*** Records for the exercise ***

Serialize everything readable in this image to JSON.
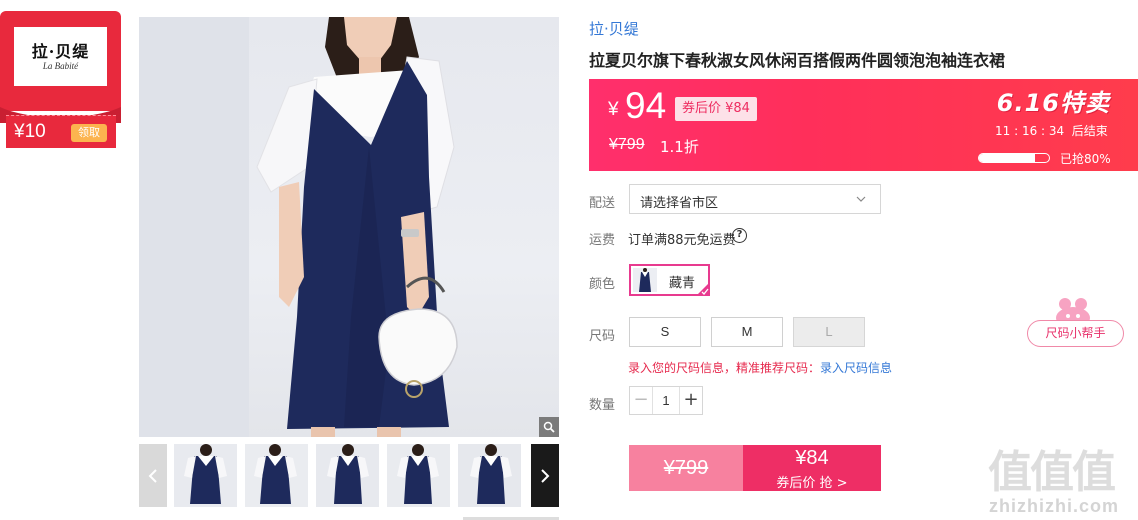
{
  "brand_card": {
    "logo_cn": "拉·贝缇",
    "logo_en": "La Babité",
    "coupon_amount": "¥10",
    "claim_label": "领取"
  },
  "gallery": {
    "thumbnail_count": 5
  },
  "product": {
    "brand_link": "拉·贝缇",
    "title": "拉夏贝尔旗下春秋淑女风休闲百搭假两件圆领泡泡袖连衣裙"
  },
  "price_banner": {
    "currency": "¥",
    "price": "94",
    "after_coupon": "券后价 ¥84",
    "original_price": "¥799",
    "discount": "1.1折",
    "event_title": "6.16特卖",
    "countdown": "11 : 16 : 34  后结束",
    "sold_percent": 80,
    "sold_label": "已抢80%"
  },
  "delivery": {
    "label": "配送",
    "select_value": "请选择省市区"
  },
  "shipping": {
    "label": "运费",
    "text": "订单满88元免运费",
    "help_glyph": "?"
  },
  "color": {
    "label": "颜色",
    "selected": "藏青"
  },
  "size": {
    "label": "尺码",
    "options": [
      {
        "name": "S",
        "available": true
      },
      {
        "name": "M",
        "available": true
      },
      {
        "name": "L",
        "available": false
      }
    ],
    "hint": "录入您的尺码信息，精准推荐尺码：",
    "hint_link": "录入尺码信息",
    "helper_label": "尺码小帮手"
  },
  "quantity": {
    "label": "数量",
    "value": "1",
    "minus": "−",
    "plus": "+"
  },
  "buy": {
    "original_price": "¥799",
    "coupon_price": "¥84",
    "coupon_label": "券后价 抢 >"
  },
  "watermark": {
    "logo": "值值值",
    "site": "zhizhizhi.com"
  },
  "colors": {
    "brand_red": "#e8293d",
    "price_pink": "#ff2f6c",
    "accent_magenta": "#e83a8f",
    "link_blue": "#3478d6"
  }
}
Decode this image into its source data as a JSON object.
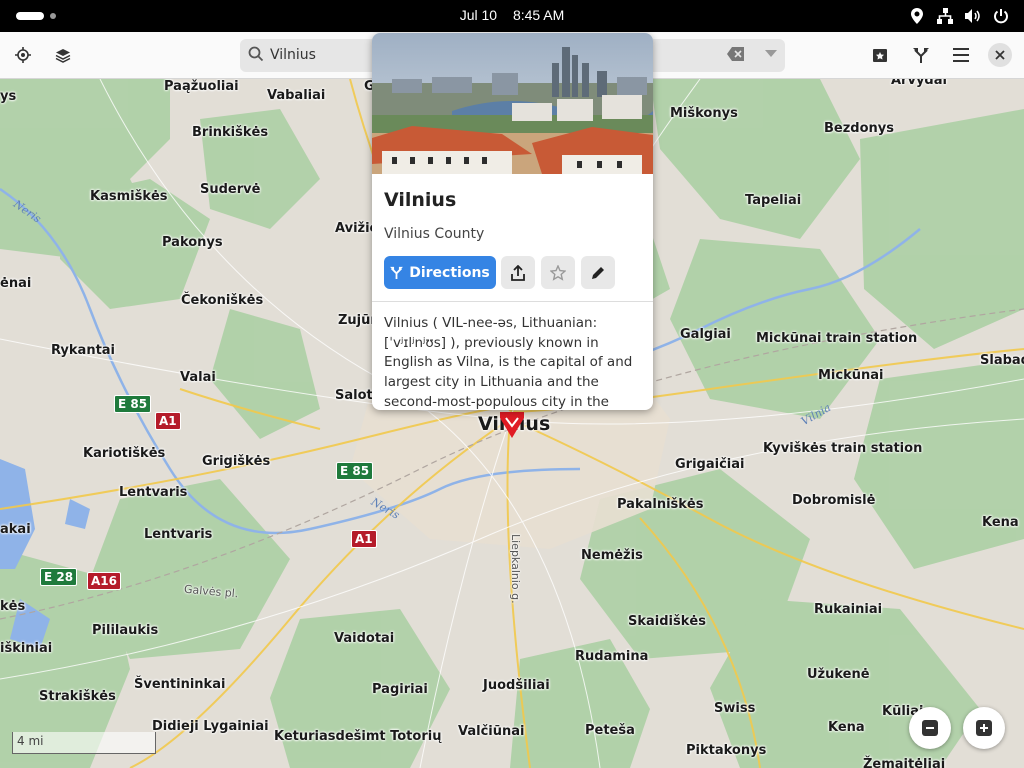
{
  "system_bar": {
    "date": "Jul 10",
    "time": "8:45 AM",
    "icons": [
      "location-icon",
      "network-icon",
      "volume-icon",
      "power-icon"
    ]
  },
  "header": {
    "left_buttons": [
      "my-location-icon",
      "layers-icon"
    ],
    "search": {
      "value": "Vilnius",
      "placeholder": ""
    },
    "right_buttons": [
      "favorites-icon",
      "route-icon",
      "menu-icon",
      "close-icon"
    ]
  },
  "popover": {
    "title": "Vilnius",
    "subtitle": "Vilnius County",
    "directions_label": "Directions",
    "action_icons": [
      "share-icon",
      "star-icon",
      "edit-icon"
    ],
    "description": "Vilnius ( VIL-nee-əs, Lithuanian: [ˈvʲɪlʲnʲʊs] ), previously known in English as Vilna, is the capital of and largest city in Lithuania and the second-most-populous city in the Baltic states. The"
  },
  "map": {
    "places": [
      {
        "name": "Paąžuoliai",
        "cls": ""
      },
      {
        "name": "Vabaliai",
        "cls": ""
      },
      {
        "name": "Miškonys",
        "cls": ""
      },
      {
        "name": "Arvydai",
        "cls": ""
      },
      {
        "name": "Bezdonys",
        "cls": ""
      },
      {
        "name": "Brinkiškės",
        "cls": ""
      },
      {
        "name": "Kasmiškės",
        "cls": ""
      },
      {
        "name": "Sudervė",
        "cls": ""
      },
      {
        "name": "Tapeliai",
        "cls": ""
      },
      {
        "name": "Pakonys",
        "cls": ""
      },
      {
        "name": "Avižie",
        "cls": ""
      },
      {
        "name": "Čekoniškės",
        "cls": ""
      },
      {
        "name": "Zujūn",
        "cls": ""
      },
      {
        "name": "Galgiai",
        "cls": ""
      },
      {
        "name": "Mickūnai train station",
        "cls": ""
      },
      {
        "name": "Slabad",
        "cls": ""
      },
      {
        "name": "Rykantai",
        "cls": ""
      },
      {
        "name": "Valai",
        "cls": ""
      },
      {
        "name": "Mickūnai",
        "cls": ""
      },
      {
        "name": "Salotė",
        "cls": ""
      },
      {
        "name": "Vilnius",
        "cls": "city"
      },
      {
        "name": "Kariotiškės",
        "cls": ""
      },
      {
        "name": "Grigiškės",
        "cls": ""
      },
      {
        "name": "Grigaičiai",
        "cls": ""
      },
      {
        "name": "Kyviškės train station",
        "cls": ""
      },
      {
        "name": "Lentvaris",
        "cls": ""
      },
      {
        "name": "Pakalniškės",
        "cls": ""
      },
      {
        "name": "Dobromislė",
        "cls": ""
      },
      {
        "name": "Lentvaris",
        "cls": ""
      },
      {
        "name": "Kena",
        "cls": ""
      },
      {
        "name": "akai",
        "cls": ""
      },
      {
        "name": "Nemėžis",
        "cls": ""
      },
      {
        "name": "ėnai",
        "cls": ""
      },
      {
        "name": "ys",
        "cls": ""
      },
      {
        "name": "Pililaukis",
        "cls": ""
      },
      {
        "name": "Skaidiškės",
        "cls": ""
      },
      {
        "name": "Rukainiai",
        "cls": ""
      },
      {
        "name": "Vaidotai",
        "cls": ""
      },
      {
        "name": "iškiniai",
        "cls": ""
      },
      {
        "name": "Rudamina",
        "cls": ""
      },
      {
        "name": "Užukenė",
        "cls": ""
      },
      {
        "name": "Šventininkai",
        "cls": ""
      },
      {
        "name": "Pagiriai",
        "cls": ""
      },
      {
        "name": "Juodšiliai",
        "cls": ""
      },
      {
        "name": "Strakiškės",
        "cls": ""
      },
      {
        "name": "Swiss",
        "cls": ""
      },
      {
        "name": "Kūliai",
        "cls": ""
      },
      {
        "name": "Didieji Lygainiai",
        "cls": ""
      },
      {
        "name": "Kena",
        "cls": ""
      },
      {
        "name": "Keturiasdešimt Totorių",
        "cls": ""
      },
      {
        "name": "Valčiūnai",
        "cls": ""
      },
      {
        "name": "Peteša",
        "cls": ""
      },
      {
        "name": "Piktakonys",
        "cls": ""
      },
      {
        "name": "Žemaitėliai",
        "cls": ""
      },
      {
        "name": "kės",
        "cls": ""
      },
      {
        "name": "G",
        "cls": ""
      }
    ],
    "shields": [
      {
        "label": "E 85",
        "color": "green"
      },
      {
        "label": "A1",
        "color": "red"
      },
      {
        "label": "E 85",
        "color": "green"
      },
      {
        "label": "A1",
        "color": "red"
      },
      {
        "label": "E 28",
        "color": "green"
      },
      {
        "label": "A16",
        "color": "red"
      }
    ],
    "water_labels": [
      "Neris",
      "Neris",
      "Vilnia"
    ],
    "street_labels": [
      "Liepkalnio g.",
      "Galvės pl."
    ],
    "scale_label": "4 mi",
    "zoom_out": "minus-icon",
    "zoom_in": "plus-icon"
  }
}
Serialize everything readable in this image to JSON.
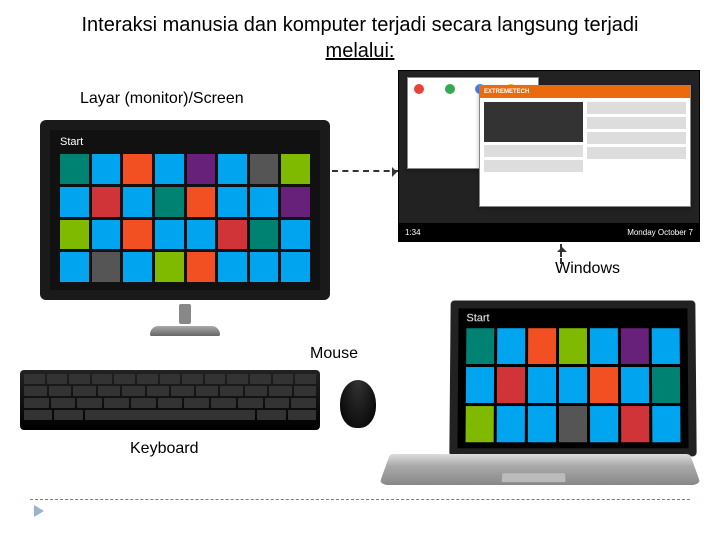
{
  "title_line1": "Interaksi manusia dan komputer terjadi secara langsung terjadi",
  "title_line2": "melalui:",
  "labels": {
    "screen": "Layar (monitor)/Screen",
    "windows": "Windows",
    "mouse": "Mouse",
    "keyboard": "Keyboard"
  },
  "win8_start_text": "Start",
  "browser_brand": "EXTREMETECH",
  "taskbar_time": "1:34",
  "taskbar_date": "Monday October 7"
}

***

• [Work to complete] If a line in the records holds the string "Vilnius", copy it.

• [Answer to this exercise]
      "value": "Vilnius",
    "title": "Vilnius",
    "subtitle": "Vilnius County",
    "description": "Vilnius ( VIL-nee-əs, Lithuanian: [ˈvʲɪlʲnʲʊs] ), previously known in English as Vilna, is the capital of and largest city in Lithuania and the second-most-populous city in the Baltic states. The"
        "name": "Vilnius",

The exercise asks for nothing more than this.